====== Material shown
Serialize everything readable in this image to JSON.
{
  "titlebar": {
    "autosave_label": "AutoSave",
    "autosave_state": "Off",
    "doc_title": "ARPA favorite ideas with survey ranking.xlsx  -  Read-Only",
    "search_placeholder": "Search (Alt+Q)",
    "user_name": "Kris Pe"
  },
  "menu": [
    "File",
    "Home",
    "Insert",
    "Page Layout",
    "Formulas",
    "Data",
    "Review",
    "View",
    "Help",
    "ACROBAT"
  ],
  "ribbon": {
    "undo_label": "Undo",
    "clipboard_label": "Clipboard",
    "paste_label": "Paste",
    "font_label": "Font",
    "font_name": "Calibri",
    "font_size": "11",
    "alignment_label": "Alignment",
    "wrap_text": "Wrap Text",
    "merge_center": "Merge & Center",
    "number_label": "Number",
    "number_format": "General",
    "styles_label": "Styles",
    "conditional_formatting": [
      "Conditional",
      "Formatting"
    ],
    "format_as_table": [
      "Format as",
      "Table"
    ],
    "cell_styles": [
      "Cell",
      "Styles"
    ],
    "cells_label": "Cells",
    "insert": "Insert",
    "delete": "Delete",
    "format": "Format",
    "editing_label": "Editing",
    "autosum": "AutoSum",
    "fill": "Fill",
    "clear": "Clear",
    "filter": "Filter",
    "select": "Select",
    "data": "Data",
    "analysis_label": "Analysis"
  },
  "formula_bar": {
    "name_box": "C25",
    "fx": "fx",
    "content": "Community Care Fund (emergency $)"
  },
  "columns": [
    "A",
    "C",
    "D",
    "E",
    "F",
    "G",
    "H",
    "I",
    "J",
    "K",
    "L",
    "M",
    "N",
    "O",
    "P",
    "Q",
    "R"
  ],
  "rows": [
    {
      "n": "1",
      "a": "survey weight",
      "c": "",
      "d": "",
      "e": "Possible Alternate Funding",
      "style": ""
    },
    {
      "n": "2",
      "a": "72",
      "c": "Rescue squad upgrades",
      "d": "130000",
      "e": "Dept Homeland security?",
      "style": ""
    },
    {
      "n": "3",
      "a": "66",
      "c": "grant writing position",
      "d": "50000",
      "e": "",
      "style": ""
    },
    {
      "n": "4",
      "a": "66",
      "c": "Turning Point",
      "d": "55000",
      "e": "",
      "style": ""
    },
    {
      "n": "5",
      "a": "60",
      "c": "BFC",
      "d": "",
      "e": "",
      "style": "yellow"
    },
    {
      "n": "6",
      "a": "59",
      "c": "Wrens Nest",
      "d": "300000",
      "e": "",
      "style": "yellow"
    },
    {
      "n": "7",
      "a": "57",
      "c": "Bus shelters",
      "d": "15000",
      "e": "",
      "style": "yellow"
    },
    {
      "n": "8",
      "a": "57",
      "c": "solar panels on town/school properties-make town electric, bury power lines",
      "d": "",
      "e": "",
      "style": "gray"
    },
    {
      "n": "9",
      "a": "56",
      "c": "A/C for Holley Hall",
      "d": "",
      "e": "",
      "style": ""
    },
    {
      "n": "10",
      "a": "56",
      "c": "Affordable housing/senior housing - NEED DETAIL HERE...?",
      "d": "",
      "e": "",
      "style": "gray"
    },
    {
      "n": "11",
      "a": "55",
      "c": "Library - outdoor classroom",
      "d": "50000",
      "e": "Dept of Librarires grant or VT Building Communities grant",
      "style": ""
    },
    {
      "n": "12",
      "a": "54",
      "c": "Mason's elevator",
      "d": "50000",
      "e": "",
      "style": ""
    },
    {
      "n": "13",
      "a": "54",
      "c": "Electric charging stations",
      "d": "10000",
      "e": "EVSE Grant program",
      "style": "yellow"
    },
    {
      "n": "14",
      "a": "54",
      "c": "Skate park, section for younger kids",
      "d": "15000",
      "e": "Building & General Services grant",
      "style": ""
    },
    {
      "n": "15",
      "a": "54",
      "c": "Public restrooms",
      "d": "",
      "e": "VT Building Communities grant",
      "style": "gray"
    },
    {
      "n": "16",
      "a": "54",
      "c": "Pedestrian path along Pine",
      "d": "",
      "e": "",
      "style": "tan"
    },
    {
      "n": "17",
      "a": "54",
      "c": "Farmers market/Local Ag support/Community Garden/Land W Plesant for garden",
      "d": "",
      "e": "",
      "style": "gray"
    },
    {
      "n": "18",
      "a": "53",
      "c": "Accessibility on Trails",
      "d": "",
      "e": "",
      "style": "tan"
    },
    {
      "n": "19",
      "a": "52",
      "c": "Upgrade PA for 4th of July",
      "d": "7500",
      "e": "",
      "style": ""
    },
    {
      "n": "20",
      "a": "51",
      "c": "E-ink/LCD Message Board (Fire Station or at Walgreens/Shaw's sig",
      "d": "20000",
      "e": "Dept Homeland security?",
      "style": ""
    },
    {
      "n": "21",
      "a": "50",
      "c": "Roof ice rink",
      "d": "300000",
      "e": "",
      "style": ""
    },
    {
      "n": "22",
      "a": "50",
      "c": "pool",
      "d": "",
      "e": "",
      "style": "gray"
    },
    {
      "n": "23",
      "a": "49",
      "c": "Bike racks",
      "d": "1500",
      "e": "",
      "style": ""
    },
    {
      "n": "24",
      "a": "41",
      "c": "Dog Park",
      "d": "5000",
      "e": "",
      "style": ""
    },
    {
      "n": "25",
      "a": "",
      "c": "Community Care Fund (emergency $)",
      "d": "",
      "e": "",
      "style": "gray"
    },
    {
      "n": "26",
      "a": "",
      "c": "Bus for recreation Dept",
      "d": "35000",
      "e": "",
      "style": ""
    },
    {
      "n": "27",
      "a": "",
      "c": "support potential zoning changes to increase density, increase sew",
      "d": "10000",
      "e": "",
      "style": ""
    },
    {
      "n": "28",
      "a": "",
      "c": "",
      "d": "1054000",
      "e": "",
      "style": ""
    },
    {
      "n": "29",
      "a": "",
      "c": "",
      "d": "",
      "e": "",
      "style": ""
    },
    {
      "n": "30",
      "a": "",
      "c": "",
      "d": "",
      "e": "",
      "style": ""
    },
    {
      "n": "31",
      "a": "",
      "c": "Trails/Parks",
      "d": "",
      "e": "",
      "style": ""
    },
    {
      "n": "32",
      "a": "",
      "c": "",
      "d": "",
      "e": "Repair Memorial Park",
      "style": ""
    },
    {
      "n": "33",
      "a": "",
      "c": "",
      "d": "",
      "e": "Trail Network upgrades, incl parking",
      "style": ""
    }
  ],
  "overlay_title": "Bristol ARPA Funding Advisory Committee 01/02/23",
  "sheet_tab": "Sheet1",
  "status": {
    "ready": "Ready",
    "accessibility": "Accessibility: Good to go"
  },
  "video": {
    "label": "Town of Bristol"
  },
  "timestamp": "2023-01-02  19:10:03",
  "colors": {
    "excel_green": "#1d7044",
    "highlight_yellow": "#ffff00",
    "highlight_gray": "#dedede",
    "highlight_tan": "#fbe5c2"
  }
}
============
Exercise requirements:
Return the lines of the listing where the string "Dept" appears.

Output:
      "e": "Dept Homeland security?",
      "e": "Dept of Librarires grant or VT Building Communities grant",
      "e": "Dept Homeland security?",
      "c": "Bus for recreation Dept",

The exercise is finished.